While some nonprofits might be lukewarm about a higher minimum wage, the signal from organized labor in Los Angeles is downright contradictory. Organized labor vigorously supported the $15/hour minimum wage, but then the Los Angeles County Federation of Labor, the local affiliate of the AFL-CIO, argued that workplaces covered by collective bargaining agreements should be allowed to opt out. Labor’s support for what they call a “collective bargaining supersession clause” means that union workplaces would be exempt from the higher minimum wage, but nonprofit employers, almost always not unionized (except for hospitals and universities), would not have that option.
It raises some serious issues for the minimum wage increase. Would employers be incentivized to accept unions on the theory that they could negotiate wages below the minimum wage? What is the signal that unions are sending to Los Angeles workers? Writing for the Daily Bruin, Travis Fife makes the challenge clear: “The union’s backtracking has given many people mixed signals, and that’s disappointing because the minimum wage increase sent a clear message—Los Angeles workers deserve more. Now unions must choose to be consistent with that.”
Else, the message is that despite the increase of the minimum wage, the unions are implicitly acknowledging that some industries might not be able to support a $15/hour minimum wage. Slate’s business and economics reporter, Jordan Weissman, gives examples:

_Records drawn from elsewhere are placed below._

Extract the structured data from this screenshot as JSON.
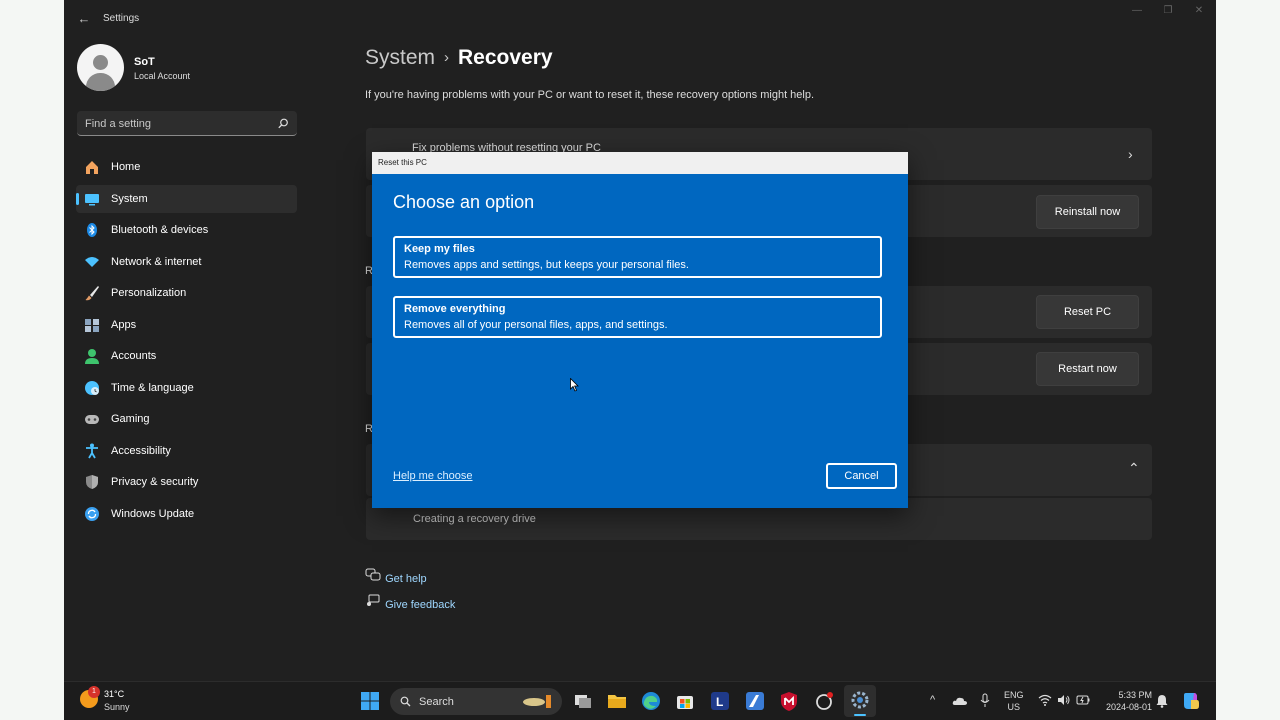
{
  "window": {
    "title": "Settings",
    "back": "←",
    "minimize": "—",
    "maximize": "❐",
    "close": "✕"
  },
  "profile": {
    "name": "SoT",
    "account_type": "Local Account"
  },
  "search": {
    "placeholder": "Find a setting"
  },
  "nav": [
    {
      "label": "Home",
      "icon": "home-icon",
      "color": "#f2a35e"
    },
    {
      "label": "System",
      "icon": "system-icon",
      "color": "#4cc2ff",
      "active": true
    },
    {
      "label": "Bluetooth & devices",
      "icon": "bluetooth-icon",
      "color": "#1c8ae6"
    },
    {
      "label": "Network & internet",
      "icon": "network-icon",
      "color": "#4cc2ff"
    },
    {
      "label": "Personalization",
      "icon": "brush-icon",
      "color": "#e29b66"
    },
    {
      "label": "Apps",
      "icon": "apps-icon",
      "color": "#8aa4c0"
    },
    {
      "label": "Accounts",
      "icon": "accounts-icon",
      "color": "#3ec46d"
    },
    {
      "label": "Time & language",
      "icon": "globe-clock-icon",
      "color": "#4cc2ff"
    },
    {
      "label": "Gaming",
      "icon": "gamepad-icon",
      "color": "#b8b8b8"
    },
    {
      "label": "Accessibility",
      "icon": "accessibility-icon",
      "color": "#4cc2ff"
    },
    {
      "label": "Privacy & security",
      "icon": "shield-icon",
      "color": "#8a8a8a"
    },
    {
      "label": "Windows Update",
      "icon": "update-icon",
      "color": "#3aa0f0"
    }
  ],
  "main": {
    "breadcrumb_parent": "System",
    "breadcrumb_sep": "›",
    "breadcrumb_current": "Recovery",
    "intro": "If you're having problems with your PC or want to reset it, these recovery options might help.",
    "fix_problems": "Fix problems without resetting your PC",
    "reinstall_button": "Reinstall now",
    "reset_button": "Reset PC",
    "restart_button": "Restart now",
    "section_letter_1": "R",
    "section_letter_2": "R",
    "recovery_drive": "Creating a recovery drive",
    "get_help": "Get help",
    "give_feedback": "Give feedback"
  },
  "dialog": {
    "title": "Reset this PC",
    "heading": "Choose an option",
    "options": [
      {
        "title": "Keep my files",
        "description": "Removes apps and settings, but keeps your personal files."
      },
      {
        "title": "Remove everything",
        "description": "Removes all of your personal files, apps, and settings."
      }
    ],
    "help_link": "Help me choose",
    "cancel": "Cancel"
  },
  "taskbar": {
    "weather_temp": "31°C",
    "weather_cond": "Sunny",
    "weather_badge": "1",
    "search_label": "Search",
    "lang_top": "ENG",
    "lang_bottom": "US",
    "time": "5:33 PM",
    "date": "2024-08-01",
    "tray_chevron": "^"
  }
}
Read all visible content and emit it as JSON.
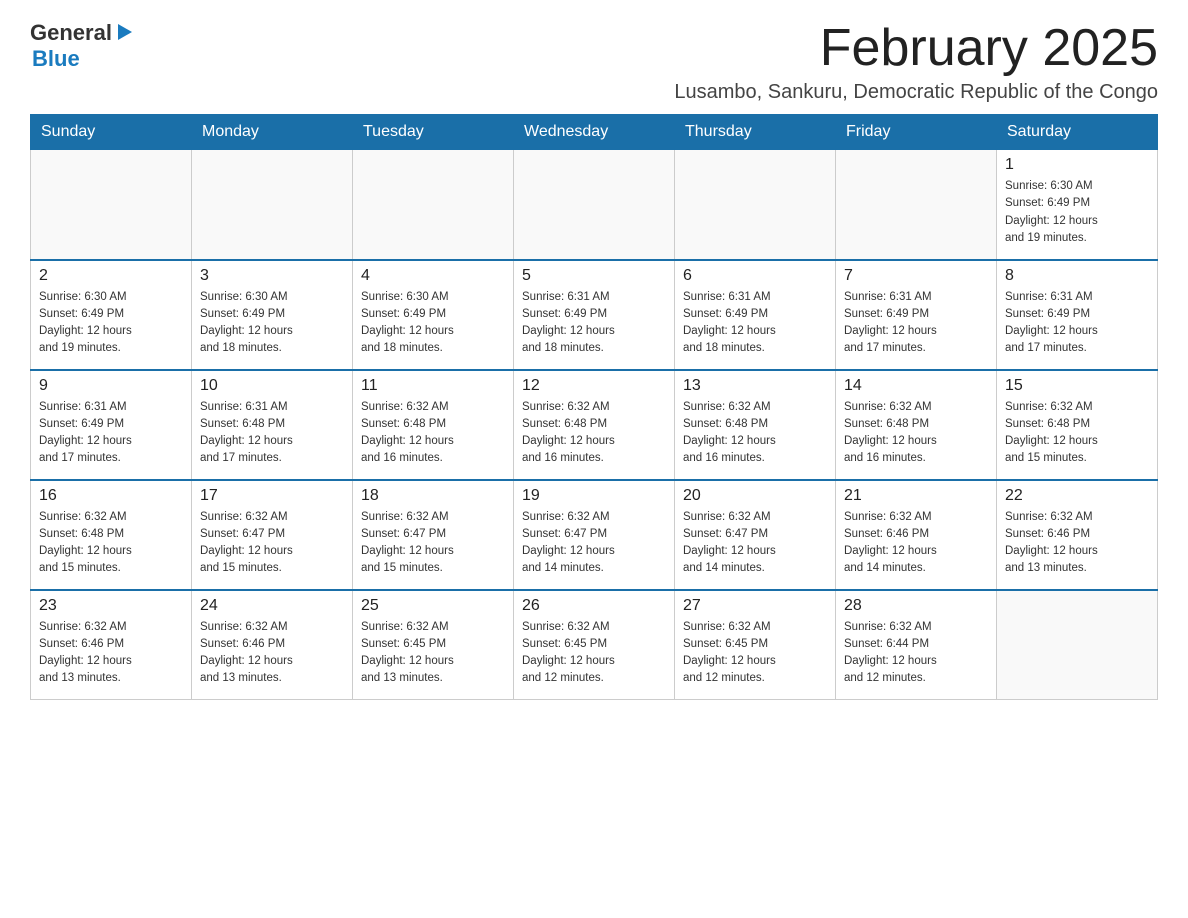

“To be clear, this is almost surely an implicit acknowledgment by the unions that there are at least some local industries in Los Angeles, such as apparel manufacturing, where $15 per hour is too high a minimum, and workers might prefer to accept lower pay in order to keep their jobs…It’d potentially be fascinating to watch a scenario play out where some fast-food restaurants, for instance, let in unions to save on their payroll, while others try to make the math work at $15. Maybe we’d discover that organized labor wouldn’t be so poisonous for the financial health of a McDonald’s after all.”
Think of it for nonprofits. Is the Labor Council suggesting that nonprofits would get an exemption if they were to accede to union representation for their employees? And if they don’t, would they be held to the new, higher minimum wage? Los Angeles isn’t the first city raising its minimum wage with a union exemption: San Francisco, Oakland, and Chicago have done so as well, though Seattle has not. What has been the impact of these cities’ new higher minimum wages on nonprofits—especially with the impact of the union exemption? Nonprofit Quarterly wants to hear from you.—Rick Cohen